Task brief — Return every line of the data that contains the string "Details".

Website and app data records
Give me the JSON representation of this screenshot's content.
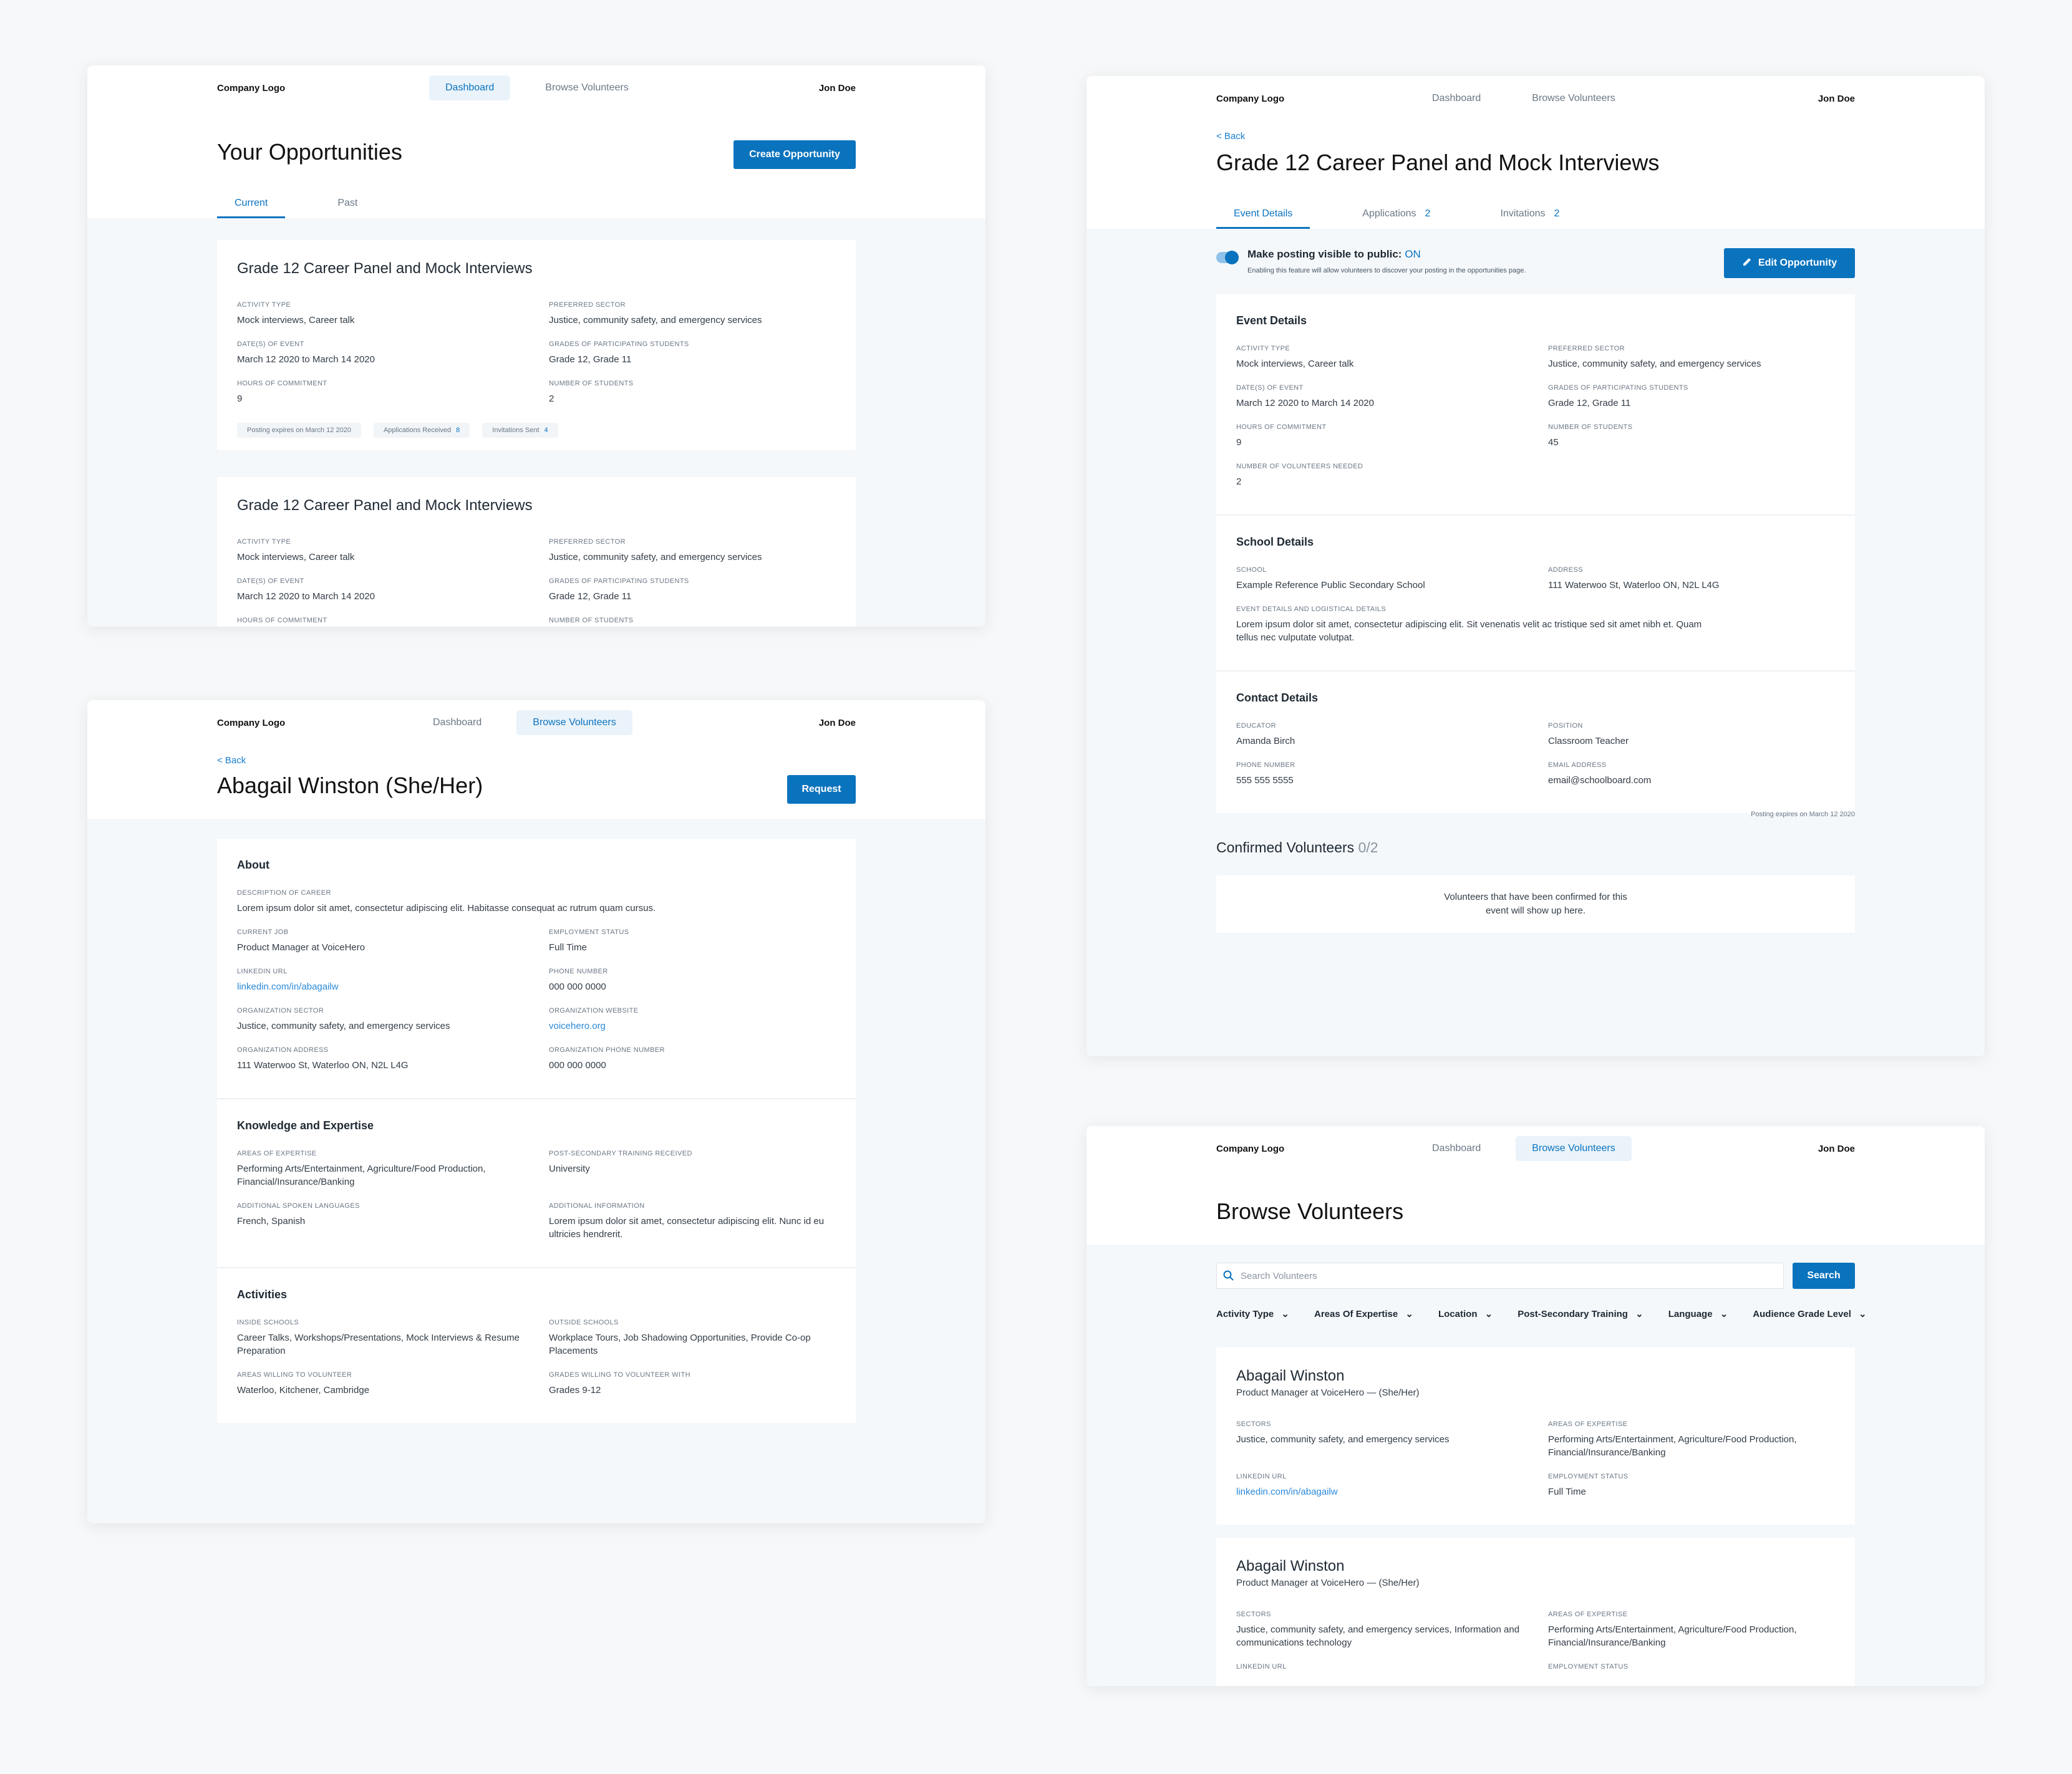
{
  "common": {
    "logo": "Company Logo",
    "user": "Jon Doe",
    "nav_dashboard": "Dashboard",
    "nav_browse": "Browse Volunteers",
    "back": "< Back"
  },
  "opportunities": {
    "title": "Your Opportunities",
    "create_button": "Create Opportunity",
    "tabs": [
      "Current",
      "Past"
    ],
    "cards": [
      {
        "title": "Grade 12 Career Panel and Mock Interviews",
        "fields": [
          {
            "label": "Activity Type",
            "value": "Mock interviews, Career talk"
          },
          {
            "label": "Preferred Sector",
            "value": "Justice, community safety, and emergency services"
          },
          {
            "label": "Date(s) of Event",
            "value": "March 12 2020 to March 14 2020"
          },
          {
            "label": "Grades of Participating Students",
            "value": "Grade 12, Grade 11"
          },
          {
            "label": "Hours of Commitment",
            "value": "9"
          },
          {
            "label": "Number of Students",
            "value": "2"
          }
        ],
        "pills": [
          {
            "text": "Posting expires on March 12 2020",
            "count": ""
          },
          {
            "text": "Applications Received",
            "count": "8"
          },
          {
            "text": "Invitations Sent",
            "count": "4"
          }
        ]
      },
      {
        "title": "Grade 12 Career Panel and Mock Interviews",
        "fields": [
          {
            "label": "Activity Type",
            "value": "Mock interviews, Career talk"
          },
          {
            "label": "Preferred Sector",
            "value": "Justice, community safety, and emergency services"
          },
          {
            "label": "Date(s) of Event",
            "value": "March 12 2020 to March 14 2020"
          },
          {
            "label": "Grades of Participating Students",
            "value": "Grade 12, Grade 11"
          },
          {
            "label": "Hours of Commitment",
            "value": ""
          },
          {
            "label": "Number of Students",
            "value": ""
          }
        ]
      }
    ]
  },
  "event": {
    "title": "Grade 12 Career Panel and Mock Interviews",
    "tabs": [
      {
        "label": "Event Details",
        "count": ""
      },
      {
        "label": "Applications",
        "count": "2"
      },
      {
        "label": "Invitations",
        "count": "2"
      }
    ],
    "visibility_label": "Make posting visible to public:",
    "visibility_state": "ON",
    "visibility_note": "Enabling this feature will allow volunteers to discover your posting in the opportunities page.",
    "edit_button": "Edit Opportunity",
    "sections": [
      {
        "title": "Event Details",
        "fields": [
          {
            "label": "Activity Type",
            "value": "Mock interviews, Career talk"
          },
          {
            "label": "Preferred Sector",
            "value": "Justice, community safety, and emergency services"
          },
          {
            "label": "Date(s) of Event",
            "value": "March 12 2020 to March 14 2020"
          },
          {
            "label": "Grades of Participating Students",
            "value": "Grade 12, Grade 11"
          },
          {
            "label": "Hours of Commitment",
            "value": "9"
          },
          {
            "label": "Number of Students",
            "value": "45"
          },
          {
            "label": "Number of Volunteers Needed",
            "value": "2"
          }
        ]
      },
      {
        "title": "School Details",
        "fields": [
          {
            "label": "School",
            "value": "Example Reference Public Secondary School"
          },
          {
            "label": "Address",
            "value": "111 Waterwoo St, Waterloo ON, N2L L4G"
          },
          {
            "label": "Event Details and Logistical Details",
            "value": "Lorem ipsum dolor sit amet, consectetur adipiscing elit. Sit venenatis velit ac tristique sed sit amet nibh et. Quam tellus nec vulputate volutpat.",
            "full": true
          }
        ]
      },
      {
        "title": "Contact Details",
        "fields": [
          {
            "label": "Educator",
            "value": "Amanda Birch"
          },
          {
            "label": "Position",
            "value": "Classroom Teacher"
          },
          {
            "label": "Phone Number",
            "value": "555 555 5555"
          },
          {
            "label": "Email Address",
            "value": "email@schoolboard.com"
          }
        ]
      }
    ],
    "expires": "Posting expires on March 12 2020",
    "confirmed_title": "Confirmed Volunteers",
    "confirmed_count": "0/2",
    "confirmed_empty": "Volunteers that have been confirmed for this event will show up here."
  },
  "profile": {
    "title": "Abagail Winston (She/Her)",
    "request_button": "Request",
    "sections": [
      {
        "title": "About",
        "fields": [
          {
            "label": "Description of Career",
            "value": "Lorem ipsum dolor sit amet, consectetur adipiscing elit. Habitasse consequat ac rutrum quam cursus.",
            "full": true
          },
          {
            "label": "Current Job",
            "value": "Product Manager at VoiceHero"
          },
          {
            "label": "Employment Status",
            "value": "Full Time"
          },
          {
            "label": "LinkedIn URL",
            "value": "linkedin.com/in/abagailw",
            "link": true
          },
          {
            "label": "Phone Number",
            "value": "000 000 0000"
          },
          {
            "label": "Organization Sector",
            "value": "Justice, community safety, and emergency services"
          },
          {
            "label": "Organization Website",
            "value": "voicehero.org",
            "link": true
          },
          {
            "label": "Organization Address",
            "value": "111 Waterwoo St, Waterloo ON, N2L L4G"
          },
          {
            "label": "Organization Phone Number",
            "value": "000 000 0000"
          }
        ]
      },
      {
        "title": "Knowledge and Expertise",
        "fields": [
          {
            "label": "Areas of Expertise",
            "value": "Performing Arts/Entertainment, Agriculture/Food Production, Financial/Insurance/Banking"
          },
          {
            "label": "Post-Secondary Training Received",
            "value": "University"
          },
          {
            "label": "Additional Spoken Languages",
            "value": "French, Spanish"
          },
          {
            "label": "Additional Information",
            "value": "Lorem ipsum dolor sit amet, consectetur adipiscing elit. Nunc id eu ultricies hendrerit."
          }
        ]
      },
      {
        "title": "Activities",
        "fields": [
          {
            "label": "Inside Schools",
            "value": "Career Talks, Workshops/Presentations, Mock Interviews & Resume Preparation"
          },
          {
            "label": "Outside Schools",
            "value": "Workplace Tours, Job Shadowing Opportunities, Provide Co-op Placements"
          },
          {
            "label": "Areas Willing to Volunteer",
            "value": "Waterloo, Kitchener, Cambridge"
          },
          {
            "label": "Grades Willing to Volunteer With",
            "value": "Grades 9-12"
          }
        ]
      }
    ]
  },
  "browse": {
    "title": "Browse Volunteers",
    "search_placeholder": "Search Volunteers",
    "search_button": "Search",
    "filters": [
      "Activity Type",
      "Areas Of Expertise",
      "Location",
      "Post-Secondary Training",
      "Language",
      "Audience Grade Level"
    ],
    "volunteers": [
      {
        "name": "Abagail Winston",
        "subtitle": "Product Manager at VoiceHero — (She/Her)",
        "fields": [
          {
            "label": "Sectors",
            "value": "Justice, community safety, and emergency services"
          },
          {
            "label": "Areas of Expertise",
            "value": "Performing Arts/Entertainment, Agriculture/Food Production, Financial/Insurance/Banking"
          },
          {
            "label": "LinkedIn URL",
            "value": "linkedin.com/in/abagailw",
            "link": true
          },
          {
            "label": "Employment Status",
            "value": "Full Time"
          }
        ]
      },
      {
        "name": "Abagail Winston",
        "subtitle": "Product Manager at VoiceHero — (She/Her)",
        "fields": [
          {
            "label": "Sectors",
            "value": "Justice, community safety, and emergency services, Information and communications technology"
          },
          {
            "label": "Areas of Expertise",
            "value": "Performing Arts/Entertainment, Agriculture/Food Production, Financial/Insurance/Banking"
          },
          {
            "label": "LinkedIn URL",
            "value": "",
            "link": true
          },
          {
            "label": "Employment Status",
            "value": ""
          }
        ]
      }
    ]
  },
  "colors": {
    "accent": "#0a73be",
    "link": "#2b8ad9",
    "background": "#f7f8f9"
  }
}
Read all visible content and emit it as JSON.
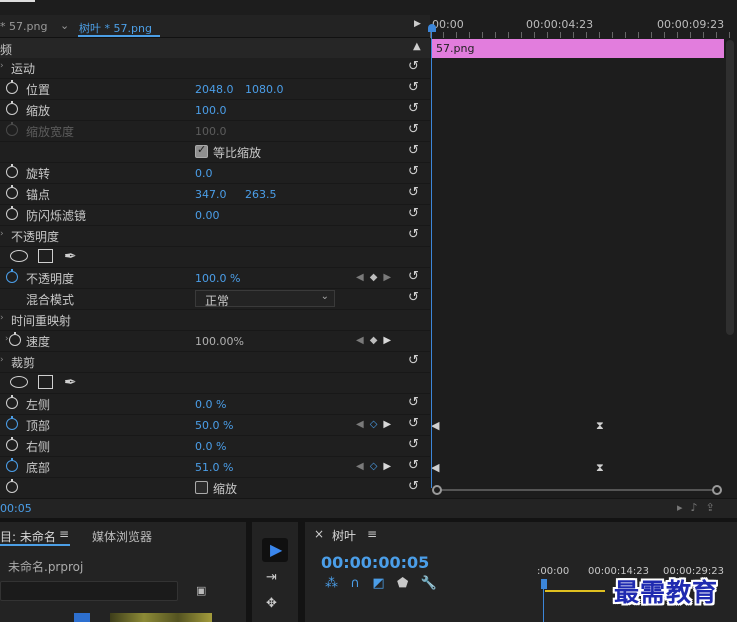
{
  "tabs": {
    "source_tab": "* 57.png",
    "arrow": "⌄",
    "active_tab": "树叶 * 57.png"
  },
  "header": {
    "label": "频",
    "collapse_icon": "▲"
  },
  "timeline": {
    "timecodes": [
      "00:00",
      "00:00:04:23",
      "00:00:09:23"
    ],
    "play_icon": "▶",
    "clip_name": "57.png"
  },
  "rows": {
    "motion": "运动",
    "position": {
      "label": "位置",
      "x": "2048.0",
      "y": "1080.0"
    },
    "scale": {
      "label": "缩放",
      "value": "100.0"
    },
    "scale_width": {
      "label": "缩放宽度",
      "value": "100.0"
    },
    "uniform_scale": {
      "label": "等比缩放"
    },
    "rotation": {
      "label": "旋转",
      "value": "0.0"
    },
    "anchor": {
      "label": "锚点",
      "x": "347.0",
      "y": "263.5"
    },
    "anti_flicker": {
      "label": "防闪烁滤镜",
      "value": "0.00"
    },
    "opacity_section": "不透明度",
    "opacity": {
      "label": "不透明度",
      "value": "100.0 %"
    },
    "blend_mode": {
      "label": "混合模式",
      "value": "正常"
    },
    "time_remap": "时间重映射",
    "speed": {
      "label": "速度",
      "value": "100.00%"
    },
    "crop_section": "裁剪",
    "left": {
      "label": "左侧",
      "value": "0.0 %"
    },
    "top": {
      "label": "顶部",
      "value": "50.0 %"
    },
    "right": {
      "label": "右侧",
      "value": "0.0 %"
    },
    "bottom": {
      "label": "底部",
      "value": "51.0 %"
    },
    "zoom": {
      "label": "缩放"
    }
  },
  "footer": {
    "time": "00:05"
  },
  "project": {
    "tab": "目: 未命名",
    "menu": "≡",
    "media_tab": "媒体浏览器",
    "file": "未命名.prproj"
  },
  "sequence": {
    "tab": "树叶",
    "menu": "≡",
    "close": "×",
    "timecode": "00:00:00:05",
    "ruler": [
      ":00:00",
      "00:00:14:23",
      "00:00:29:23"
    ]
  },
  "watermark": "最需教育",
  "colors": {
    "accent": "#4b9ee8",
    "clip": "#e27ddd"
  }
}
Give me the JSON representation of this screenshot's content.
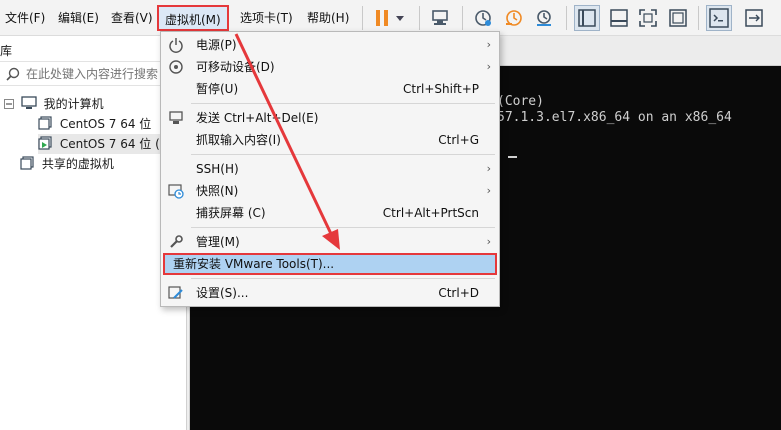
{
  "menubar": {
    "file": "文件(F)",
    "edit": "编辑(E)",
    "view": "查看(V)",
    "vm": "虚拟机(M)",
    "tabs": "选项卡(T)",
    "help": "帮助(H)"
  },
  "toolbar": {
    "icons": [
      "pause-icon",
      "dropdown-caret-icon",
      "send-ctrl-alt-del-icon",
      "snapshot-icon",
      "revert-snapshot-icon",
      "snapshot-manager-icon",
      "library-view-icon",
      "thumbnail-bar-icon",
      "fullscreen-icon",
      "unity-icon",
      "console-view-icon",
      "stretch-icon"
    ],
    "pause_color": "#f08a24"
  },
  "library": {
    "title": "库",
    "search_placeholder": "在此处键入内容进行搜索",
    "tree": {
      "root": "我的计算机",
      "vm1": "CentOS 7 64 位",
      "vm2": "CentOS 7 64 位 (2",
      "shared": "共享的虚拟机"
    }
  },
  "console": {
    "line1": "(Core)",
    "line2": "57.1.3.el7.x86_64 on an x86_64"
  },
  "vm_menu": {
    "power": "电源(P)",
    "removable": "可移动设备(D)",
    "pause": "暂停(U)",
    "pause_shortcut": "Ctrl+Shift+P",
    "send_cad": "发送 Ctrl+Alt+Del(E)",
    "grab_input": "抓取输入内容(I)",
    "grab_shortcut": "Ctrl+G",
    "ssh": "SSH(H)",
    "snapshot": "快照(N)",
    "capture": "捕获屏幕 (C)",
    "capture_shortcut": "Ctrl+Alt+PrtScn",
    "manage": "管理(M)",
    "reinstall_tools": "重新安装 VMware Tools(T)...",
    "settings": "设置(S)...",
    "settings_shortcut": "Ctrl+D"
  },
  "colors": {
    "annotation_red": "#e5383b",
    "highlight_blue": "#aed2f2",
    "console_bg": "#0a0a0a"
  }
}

Completed exercise —
        "label": "Event Details",
        "title": "Event Details",
        "title": "School Details",
            "label": "Event Details and Logistical Details",
        "title": "Contact Details",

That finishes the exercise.